When I started thinking about getting a new puppy, my wish list was pretty simple:
1) brave … “self-destructive brave” was how I phrased it in conversation … I wanted a pup who, like my last pup (Banner ’96), would go boldly where and when asked … no fear response, no lack of confidence, no questioning the sanity of the request … just brave. Later I thought about bravery as “overcoming fear” and decided what I really wanted was a puppy who had NO FEAR. I didn’t want a pup who had to be brave to overcome fear. I wanted a pup who said, “what’s there to be afraid of?” I adjusted my wish list to “unconcerned and confident.”
2) “I don’t want one of those pricked-eared, coyote-legged, black tri string beans.” Oh well … I’m madly in love with a pricked-eared, coyote-legged, black tri string bean, and loving every minute of it. Sooooo … back to the unconcerned and confident bit. <g>

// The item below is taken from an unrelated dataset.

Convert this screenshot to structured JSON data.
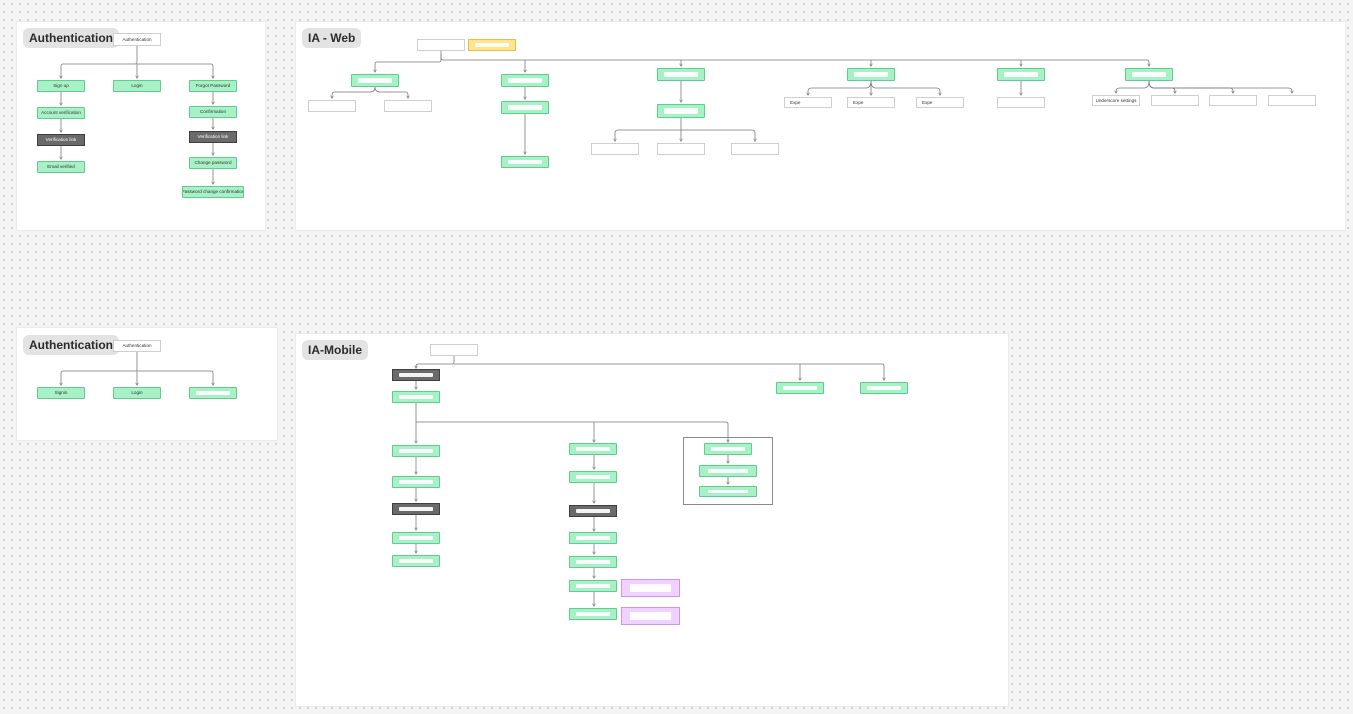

It’s not that Bud and I don’t love our rescued, non-confident, fearful, or carsick dogs. We adore them.
But there’s something intoxicating about walking to the start line of agility, obedience, or rally, with a dog who has only has eyes for you, is unconcerned about people / dogs / gates / stewards / flooring / equipment / etc.
So you can imagine how pleased I am with Tempest’s teeter performance.

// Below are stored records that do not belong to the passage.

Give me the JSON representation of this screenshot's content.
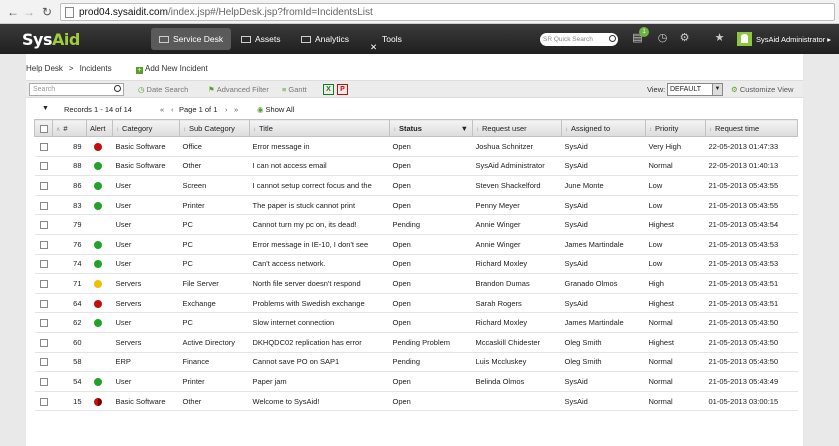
{
  "browser": {
    "url_host": "prod04.sysaidit.com",
    "url_path": "/index.jsp#/HelpDesk.jsp?fromId=IncidentsList"
  },
  "header": {
    "logo_sys": "Sys",
    "logo_aid": "Aid",
    "nav": [
      {
        "label": "Service Desk",
        "icon": "service-desk-icon"
      },
      {
        "label": "Assets",
        "icon": "monitor-icon"
      },
      {
        "label": "Analytics",
        "icon": "chart-icon"
      },
      {
        "label": "Tools",
        "icon": "tools-icon"
      }
    ],
    "quick_search_placeholder": "SR Quick Search",
    "notification_count": "1",
    "user_name": "SysAid Administrator"
  },
  "breadcrumb": {
    "root": "Help Desk",
    "sep": ">",
    "current": "Incidents"
  },
  "add_new_label": "Add New Incident",
  "toolbar": {
    "search_placeholder": "Search",
    "date_search": "Date Search",
    "advanced_filter": "Advanced Filter",
    "gantt": "Gantt",
    "view_label": "View:",
    "view_value": "DEFAULT",
    "customize_view": "Customize View"
  },
  "pager": {
    "records": "Records 1 - 14 of 14",
    "first": "«",
    "prev": "‹",
    "page_text": "Page 1 of 1",
    "next": "›",
    "last": "»",
    "show_all": "Show All"
  },
  "columns": {
    "num": "#",
    "alert": "Alert",
    "category": "Category",
    "sub_category": "Sub Category",
    "title": "Title",
    "status": "Status",
    "request_user": "Request user",
    "assigned_to": "Assigned to",
    "priority": "Priority",
    "request_time": "Request time"
  },
  "alert_colors": {
    "red": "#c01010",
    "green": "#22a22a",
    "yellow": "#f0c000"
  },
  "rows": [
    {
      "id": "89",
      "alert": "red",
      "category": "Basic Software",
      "sub": "Office",
      "title": "Error message in",
      "status": "Open",
      "user": "Joshua Schnitzer",
      "assigned": "SysAid",
      "priority": "Very High",
      "time": "22-05-2013 01:47:33"
    },
    {
      "id": "88",
      "alert": "green",
      "category": "Basic Software",
      "sub": "Other",
      "title": "I can not access email",
      "status": "Open",
      "user": "SysAid Administrator",
      "assigned": "SysAid",
      "priority": "Normal",
      "time": "22-05-2013 01:40:13"
    },
    {
      "id": "86",
      "alert": "green",
      "category": "User",
      "sub": "Screen",
      "title": "I cannot setup correct focus and the",
      "status": "Open",
      "user": "Steven Shackelford",
      "assigned": "June Monte",
      "priority": "Low",
      "time": "21-05-2013 05:43:55"
    },
    {
      "id": "83",
      "alert": "green",
      "category": "User",
      "sub": "Printer",
      "title": "The paper is stuck cannot print",
      "status": "Open",
      "user": "Penny Meyer",
      "assigned": "SysAid",
      "priority": "Low",
      "time": "21-05-2013 05:43:55"
    },
    {
      "id": "79",
      "alert": "",
      "category": "User",
      "sub": "PC",
      "title": "Cannot turn my pc on, its dead!",
      "status": "Pending",
      "user": "Annie Winger",
      "assigned": "SysAid",
      "priority": "Highest",
      "time": "21-05-2013 05:43:54"
    },
    {
      "id": "76",
      "alert": "green",
      "category": "User",
      "sub": "PC",
      "title": "Error message in IE-10, I don't see",
      "status": "Open",
      "user": "Annie Winger",
      "assigned": "James Martindale",
      "priority": "Low",
      "time": "21-05-2013 05:43:53"
    },
    {
      "id": "74",
      "alert": "green",
      "category": "User",
      "sub": "PC",
      "title": "Can't access network.",
      "status": "Open",
      "user": "Richard Moxley",
      "assigned": "SysAid",
      "priority": "Low",
      "time": "21-05-2013 05:43:53"
    },
    {
      "id": "71",
      "alert": "yellow",
      "category": "Servers",
      "sub": "File Server",
      "title": "North file server doesn't respond",
      "status": "Open",
      "user": "Brandon Dumas",
      "assigned": "Granado Olmos",
      "priority": "High",
      "time": "21-05-2013 05:43:51"
    },
    {
      "id": "64",
      "alert": "red",
      "category": "Servers",
      "sub": "Exchange",
      "title": "Problems with Swedish exchange",
      "status": "Open",
      "user": "Sarah Rogers",
      "assigned": "SysAid",
      "priority": "Highest",
      "time": "21-05-2013 05:43:51"
    },
    {
      "id": "62",
      "alert": "green",
      "category": "User",
      "sub": "PC",
      "title": "Slow internet connection",
      "status": "Open",
      "user": "Richard Moxley",
      "assigned": "James Martindale",
      "priority": "Normal",
      "time": "21-05-2013 05:43:50"
    },
    {
      "id": "60",
      "alert": "",
      "category": "Servers",
      "sub": "Active Directory",
      "title": "DKHQDC02 replication has error",
      "status": "Pending Problem",
      "user": "Mccaskill Chidester",
      "assigned": "Oleg Smith",
      "priority": "Highest",
      "time": "21-05-2013 05:43:50"
    },
    {
      "id": "58",
      "alert": "",
      "category": "ERP",
      "sub": "Finance",
      "title": "Cannot save PO on SAP1",
      "status": "Pending",
      "user": "Luis Mccluskey",
      "assigned": "Oleg Smith",
      "priority": "Normal",
      "time": "21-05-2013 05:43:50"
    },
    {
      "id": "54",
      "alert": "green",
      "category": "User",
      "sub": "Printer",
      "title": "Paper jam",
      "status": "Open",
      "user": "Belinda Olmos",
      "assigned": "SysAid",
      "priority": "Normal",
      "time": "21-05-2013 05:43:49"
    },
    {
      "id": "15",
      "alert": "half",
      "category": "Basic Software",
      "sub": "Other",
      "title": "Welcome to SysAid!",
      "status": "Open",
      "user": "",
      "assigned": "SysAid",
      "priority": "Normal",
      "time": "01-05-2013 03:00:15"
    }
  ]
}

After Kory showed a lack of recognition for the teeter at his first show (Bud calls all contacts “walk up”) we decided it would make sense to use a separate name for the teeter.
I’ve always called it “teeter,” and all other contacts “walk,” but teeter sounds alot like “T” — and I use “T” as an attention-getting device when Tempest is working. “T” means look-at-me, check-in, pay-attention, etc.
So we settled on “Bang it!” We’ve both been doing “bang it!” exercises with our dogs 1-2 times a day.
My equipment layout for Tempest is simple … straight line from a pause table is a wing jump and 20 feet of empty floor to the teeter.
Exercise 1: the table exercise … criteria I’m rewarding includes a) move in front of me to the table, b) hop on without hesitation, c) turn and face me, d) lie down. When I approached this exercise the first time, with Tempest’s toy, he didn’t get the idea of behaving in such a specific way for the pleasure of tugging with his toy. So I put away the toy and brought out his string cheese and clicker — he got the behavior I wanted in just a few minutes. Now that he understands (as much as a 5-mo-old pup CAN understand) my criteria, I’ve brought out the toy again and reward for quick downs with excitement and release to the toy.
Exercise 2: the stay exercise … criteria I’m rewarding include, a) lying down or sitting for a stay, b) staying in a nice-tucked posture — no slouchy sits, no floppy downs, c) an implied stay, that is, if I say sit or down I expect you to maintain that position until I give you more information. He’s had a couple of training sessions on stay, learning to let me walk away, walk around him, or stand beside him — in a sit or down.
Exercise 3: the lead out … criteria I’m rewarding include the stay criteria above, plus a) recognition of my release word, b) excited and vigorous dismount of the table, and c) coming to me across the jump.
Exercise 4: bang-it! … criteria I’m rewarding include, a) approaching the teeter from a wide variety of positions (Tempest puts himself on the teeter, from straight on, from the side, etc.), b) controlling the board’s tip, c) moving boldly to the high end of the teeter and riding it down, d) freezing in position as the board drops, e) stepping off the board with 2 front feet and freezing in his 2-on-2-off position.
I forward chain the complete sequence. First we do a couple of table exercises. Then a couple of stay exercises, leading out a few feet, then walking around the jump, always returning to Tempest to reward him for staying.
After a few of these exercises, I have Tempest go to the pause table and lie down. I say “stay” and walk away.
My goal is to walk to the descent of the teeter but, if Tempest anticipates the release I calmly turn and, without recrimination, return to the table.
It usually takes a couple of tries but he’s always solid on the third or fourth lead out, so I’m confident he’s getting the idea that stay means stay, regardless of where I go.
I walk out to the descent of the teeter, turn a face him, stick my lead hand in front of his path (as a target and an indication that he’ll end his work there), and cue him “T – bang it!”
He comes boldly across the jump, runs with decent speed to the teeter, runs up the teeter, bangs it down, sticks his 2-0-2-0, and freezes. I toss the toy ahead of him, give him his release word (“Yes!”) and let him play with his toy.
I’m pretty excited about this from a puppy.
At mealtimes we’re working on heeling. Not long distances, but with good attention and some precise movement. A few 180’s, some stops and starts, and backing up when he forges towards his meal.